“They are using the auction as an alternative marketing technique to move a bunch of units in a slow market,” Berland says. “As opposed to carrying these units and selling them off one at a time. It could take another two years to sell out this project, maybe longer.”
Developer Ken Gold who heads the Real Estate Center at Ohio State University’s Fisher College of Business, says the sale is a way for the owners to generate excitement and jump start interest in a building where only 20 units have sold so far. The problem is not the building Gold says but the lack of things to do nearby.
“The City of Columbus and the mayor and his team have said we want people to live downtown and so they’ve given great incentives to developers to build residential opportunities,” Gold says. “But downtown there’s not much for these people to be doing.”
Advertising for Carlyles Watch lists the almost defunct City Center Mall as a main attraction. But there are no grocery or other retailers of the kind found in the suburbs. The issue has become part of the mayoral campaign. Challenger Bill Todd says the lack of such neighborhood basics is a “tragic flaw” in Mayor Coleman’s downtown revitalization plan.
“They need an urban living experience where on a Sunday morning they can find a jug of milk or a loaf of bread or even a cup of coffee,” Todd said during a mayoral debate. “We’re not going to have a downtown neighborhood; we’re not going to revitalize the center city unless we’re capable of bringing back retail, commercial and residential.”
Mayor Coleman points out that the most vital element, the infrastructure, is already in place. OSU’s Ken Gold believes the next step is to tie it all together with a master plan that links the disparate parts of downtown.
“We have hospitality, theaters, we’ve got the Short North that’s close to it, and we’ve got The Cap, German Village, very positive things. But there needs to be a way to pull it all together. The streets cannot close down at 8 o’clock in the evening,” Gold says.

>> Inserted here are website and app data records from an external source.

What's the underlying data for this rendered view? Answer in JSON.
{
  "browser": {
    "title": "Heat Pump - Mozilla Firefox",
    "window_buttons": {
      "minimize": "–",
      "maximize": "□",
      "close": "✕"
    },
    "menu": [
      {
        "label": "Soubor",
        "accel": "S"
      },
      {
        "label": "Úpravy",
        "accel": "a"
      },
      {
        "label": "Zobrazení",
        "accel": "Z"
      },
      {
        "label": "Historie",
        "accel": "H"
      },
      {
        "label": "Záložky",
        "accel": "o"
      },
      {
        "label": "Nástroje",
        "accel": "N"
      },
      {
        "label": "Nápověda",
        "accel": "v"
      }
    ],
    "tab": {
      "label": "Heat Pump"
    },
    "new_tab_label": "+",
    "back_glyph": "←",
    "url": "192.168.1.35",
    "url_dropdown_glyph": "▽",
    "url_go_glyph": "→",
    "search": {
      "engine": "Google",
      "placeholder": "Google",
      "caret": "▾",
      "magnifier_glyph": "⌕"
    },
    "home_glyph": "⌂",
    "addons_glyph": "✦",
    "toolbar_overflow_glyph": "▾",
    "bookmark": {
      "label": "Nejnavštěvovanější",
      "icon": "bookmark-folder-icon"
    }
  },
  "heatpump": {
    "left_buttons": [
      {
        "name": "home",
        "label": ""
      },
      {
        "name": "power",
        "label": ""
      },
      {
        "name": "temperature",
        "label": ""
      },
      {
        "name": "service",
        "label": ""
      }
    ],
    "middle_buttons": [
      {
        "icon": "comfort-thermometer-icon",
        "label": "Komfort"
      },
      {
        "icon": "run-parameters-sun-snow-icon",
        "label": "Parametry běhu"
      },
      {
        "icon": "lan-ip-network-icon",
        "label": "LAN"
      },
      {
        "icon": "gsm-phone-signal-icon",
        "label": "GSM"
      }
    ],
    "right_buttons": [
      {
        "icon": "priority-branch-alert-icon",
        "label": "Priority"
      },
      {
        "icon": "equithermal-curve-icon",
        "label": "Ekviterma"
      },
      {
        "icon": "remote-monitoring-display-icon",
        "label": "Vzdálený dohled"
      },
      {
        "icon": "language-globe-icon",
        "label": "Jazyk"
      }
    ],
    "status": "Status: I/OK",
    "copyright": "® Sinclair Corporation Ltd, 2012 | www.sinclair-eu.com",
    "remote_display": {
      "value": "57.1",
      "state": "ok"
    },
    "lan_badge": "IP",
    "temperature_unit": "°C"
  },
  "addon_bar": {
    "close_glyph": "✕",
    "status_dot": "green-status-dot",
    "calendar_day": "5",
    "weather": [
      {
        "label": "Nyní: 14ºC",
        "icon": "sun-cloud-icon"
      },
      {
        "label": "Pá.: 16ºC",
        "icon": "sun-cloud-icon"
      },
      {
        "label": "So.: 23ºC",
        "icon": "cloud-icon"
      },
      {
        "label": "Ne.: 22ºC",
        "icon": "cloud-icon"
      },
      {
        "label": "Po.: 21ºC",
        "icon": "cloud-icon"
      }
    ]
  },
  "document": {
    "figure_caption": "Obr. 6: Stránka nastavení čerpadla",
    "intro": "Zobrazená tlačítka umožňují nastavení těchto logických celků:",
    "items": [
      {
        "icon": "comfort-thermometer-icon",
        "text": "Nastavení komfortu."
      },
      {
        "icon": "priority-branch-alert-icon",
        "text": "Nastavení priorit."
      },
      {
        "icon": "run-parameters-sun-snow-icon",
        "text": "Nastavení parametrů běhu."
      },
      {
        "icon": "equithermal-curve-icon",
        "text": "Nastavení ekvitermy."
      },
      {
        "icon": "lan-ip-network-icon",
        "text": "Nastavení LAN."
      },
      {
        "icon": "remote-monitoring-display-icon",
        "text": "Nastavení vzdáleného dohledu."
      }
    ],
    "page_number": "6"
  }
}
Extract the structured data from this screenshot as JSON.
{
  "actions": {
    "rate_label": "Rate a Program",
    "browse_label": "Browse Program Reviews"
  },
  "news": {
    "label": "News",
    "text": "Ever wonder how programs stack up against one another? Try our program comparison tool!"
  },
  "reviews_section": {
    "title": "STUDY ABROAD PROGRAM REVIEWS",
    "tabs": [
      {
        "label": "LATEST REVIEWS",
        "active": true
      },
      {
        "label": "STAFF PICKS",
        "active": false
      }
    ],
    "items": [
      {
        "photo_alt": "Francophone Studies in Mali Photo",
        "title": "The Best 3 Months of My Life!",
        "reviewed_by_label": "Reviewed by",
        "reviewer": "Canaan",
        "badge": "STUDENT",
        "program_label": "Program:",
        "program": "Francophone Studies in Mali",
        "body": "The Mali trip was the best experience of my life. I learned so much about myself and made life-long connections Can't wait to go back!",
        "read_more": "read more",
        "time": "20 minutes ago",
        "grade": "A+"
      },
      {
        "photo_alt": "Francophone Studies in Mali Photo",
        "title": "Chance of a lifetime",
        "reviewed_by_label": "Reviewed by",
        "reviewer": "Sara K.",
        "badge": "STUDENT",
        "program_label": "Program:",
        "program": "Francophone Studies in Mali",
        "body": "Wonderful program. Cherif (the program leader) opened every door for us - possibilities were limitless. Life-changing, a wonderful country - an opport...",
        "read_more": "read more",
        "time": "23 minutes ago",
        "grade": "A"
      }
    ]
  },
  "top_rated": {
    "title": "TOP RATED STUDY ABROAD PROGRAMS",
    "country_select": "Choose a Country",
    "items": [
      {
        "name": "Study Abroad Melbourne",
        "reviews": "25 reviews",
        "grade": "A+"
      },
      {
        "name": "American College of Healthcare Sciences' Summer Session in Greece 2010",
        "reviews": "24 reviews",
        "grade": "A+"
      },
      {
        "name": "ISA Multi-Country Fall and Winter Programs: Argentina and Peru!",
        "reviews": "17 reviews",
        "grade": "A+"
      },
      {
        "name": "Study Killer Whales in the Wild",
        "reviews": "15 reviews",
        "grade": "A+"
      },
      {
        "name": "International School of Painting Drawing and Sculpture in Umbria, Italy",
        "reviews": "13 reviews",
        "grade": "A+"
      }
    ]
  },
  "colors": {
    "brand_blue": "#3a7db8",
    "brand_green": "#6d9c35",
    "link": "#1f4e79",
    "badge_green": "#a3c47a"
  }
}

Gold says he thinks the same tax incentives housing developers receive should also go to restaurants and other retailers.